I still have 1946 miles to go to reach New York. Best I give up this overstretched metaphor and take the opportunity to give my thanks to all the hitherto unsung staff who have helped publish Stereophile these past 14 years: to technical, music, and senior editors Richard Lehnert, Roberts Baird and Harley, Tom Norton, Wes Phillips, and Jonathan Scull; to managing editors Debbie Starr and Polly Summar; to art directors Ted Rose, Michael Motley, Daniel Bish, and Natalie Brown Baca; to cover photographer Eric Swanson; to production managers Suzanne Vilmain, Rebecca Willard, Diane Harris, Martha Payne, and Tamra Fenstermaker; to production staff Janice St. Marie, Andrew Main, Kristen Weitz, Anne Peacocke, Pip Tannenbaum, Kathy Huff, Susan Lamden, and Mindii Nelson; to the late Mort Lieberman, who typeset the magazine until we went DTP in 1995; to administrative support staff Ralph Johnson, Gretchen Grogan, Jerry Jones, Maura Rieland, Shelene Bridge, Tricia Ware Colville, Steven Stoner, Mark Fisher, Debbie Fisher, Toni Bubick, Gail Anderson, Danny Sandoval, and the late Jennifer Salazar; to advertising sales staff Ken Nelson, Laura Jean LoVecchio, Keith Pray, Brian Georgi, and Joan Giannola; to Jackie Augustine, John Gourlay, Lynn Goldstein-Garguilo, and Diana Gonzales of emap usa; to Tom Gillett, whose sales and marketing expertise played a major role in bringing what we had to say to the widest possible audience; to the more than 120 writers whose prose has helped Stereophile reach its preeminent position; to our "Chief Tester" for so many years, J. Gordon Holt; and to all the others who worked long and arduous hours to get those 165 issues out the door and into your mailbox.
But I reserve my special gratitude to two people with whom working has been a sustained and rewarding pleasure: to Larry Archibald, who may occasionally have had doubts about what I was putting into his and my magazine, but who never second-guessed me in all the years we worked together until we sold the book to Petersen, now emap usa, in June 1998; and to Richard Lehnert, who expertly copyedited every one of the words in that 104-mile string of type!

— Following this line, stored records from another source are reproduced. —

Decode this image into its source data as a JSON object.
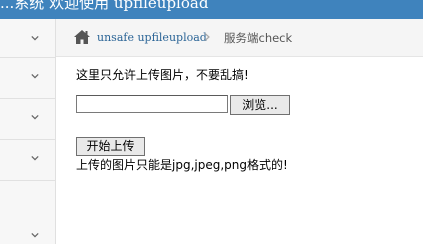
{
  "header": {
    "title": "...系统 欢迎使用 upfileupload"
  },
  "sidebar": {
    "items": [
      {
        "label": ""
      },
      {
        "label": ""
      },
      {
        "label": ""
      },
      {
        "label": ""
      },
      {
        "label": ""
      }
    ]
  },
  "breadcrumb": {
    "link": "unsafe upfileupload",
    "current": "服务端check"
  },
  "main": {
    "notice": "这里只允许上传图片，不要乱搞!",
    "file_input_value": "",
    "browse_label": "浏览...",
    "upload_label": "开始上传",
    "hint": "上传的图片只能是jpg,jpeg,png格式的!"
  },
  "colors": {
    "topbar": "#3f83bd",
    "link": "#2a6496",
    "sidebar_bg": "#f7f7f7"
  },
  "icons": [
    "home-icon",
    "chevron-right-icon",
    "chevron-down-icon"
  ]
}
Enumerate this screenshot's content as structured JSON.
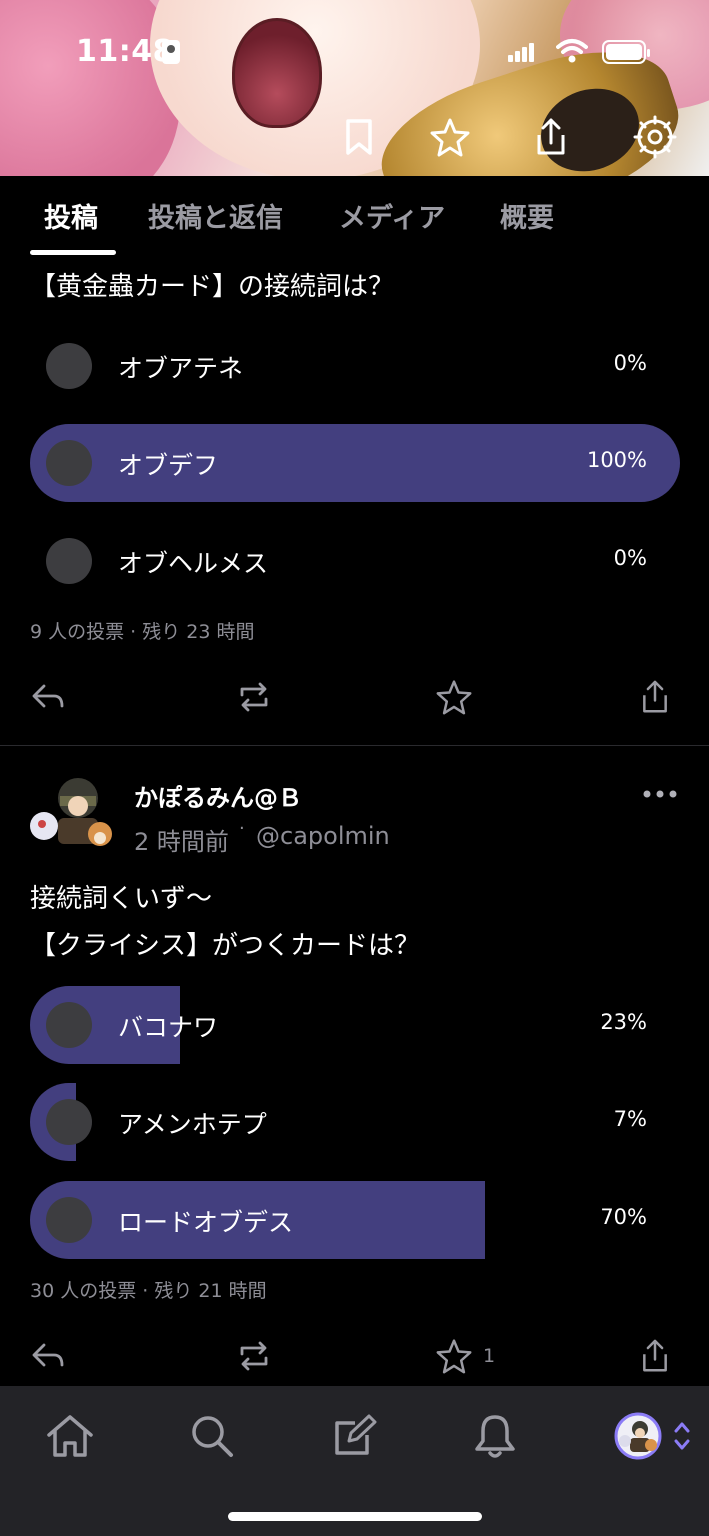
{
  "status_bar": {
    "time": "11:48"
  },
  "tabs": [
    {
      "label": "投稿"
    },
    {
      "label": "投稿と返信"
    },
    {
      "label": "メディア"
    },
    {
      "label": "概要"
    }
  ],
  "post1": {
    "question": "【黄金蟲カード】の接続詞は？",
    "options": [
      {
        "label": "オブアテネ",
        "percent_text": "0%",
        "percent": 0
      },
      {
        "label": "オブデフ",
        "percent_text": "100%",
        "percent": 100
      },
      {
        "label": "オブヘルメス",
        "percent_text": "0%",
        "percent": 0
      }
    ],
    "meta": "9 人の投票 · 残り 23 時間"
  },
  "post2": {
    "display_name": "かぽるみん@Ｂ",
    "time_ago": "2 時間前",
    "handle": "@capolmin",
    "text_line1": "接続詞くいず〜",
    "text_line2": "【クライシス】がつくカードは？",
    "options": [
      {
        "label": "バコナワ",
        "percent_text": "23%",
        "percent": 23
      },
      {
        "label": "アメンホテプ",
        "percent_text": "7%",
        "percent": 7
      },
      {
        "label": "ロードオブデス",
        "percent_text": "70%",
        "percent": 70
      }
    ],
    "meta": "30 人の投票 · 残り 21 時間",
    "like_count": "1"
  },
  "colors": {
    "poll_fill": "#433f7f",
    "accent": "#8b7cf6"
  }
}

And welcome to the new members of Stereophile's NY-based editorial team: Cathy Cacchione, the erstwhile art director of Audio magazine; managing editor Nerissa Dominguez Vales, who joins us from Manhattan's Whitney Museum of American Art; and (returning to the fold) Pip Tannenbaum, who will be handling advertising production. And with editorial continuity provided by our superb team of writers, as well as by Jonathan Scull, Robert Baird, Richard Lehnert and myself, I see a bright future for an invigorated Big Apple-based Stereophile!
Footnote 1: When I joined Hi-Fi News & Record Review in September 1976, the magazine was produced on a sheet-fed press using hot-metal type. That was a quality product. Using a sheetfed press meant you didn't get those wavy paper edges typical of a web press, and the metal type gave a palpable impression on the paper that we have all forgotten about during the multiple printing paradigm shifts that have taken place since the hot-metal days. When I retire, I'm going to figure out how to drive a Linotype machine from Quark XPress, go back to printing on a slow, old sheetfed press, and get the best of both worlds!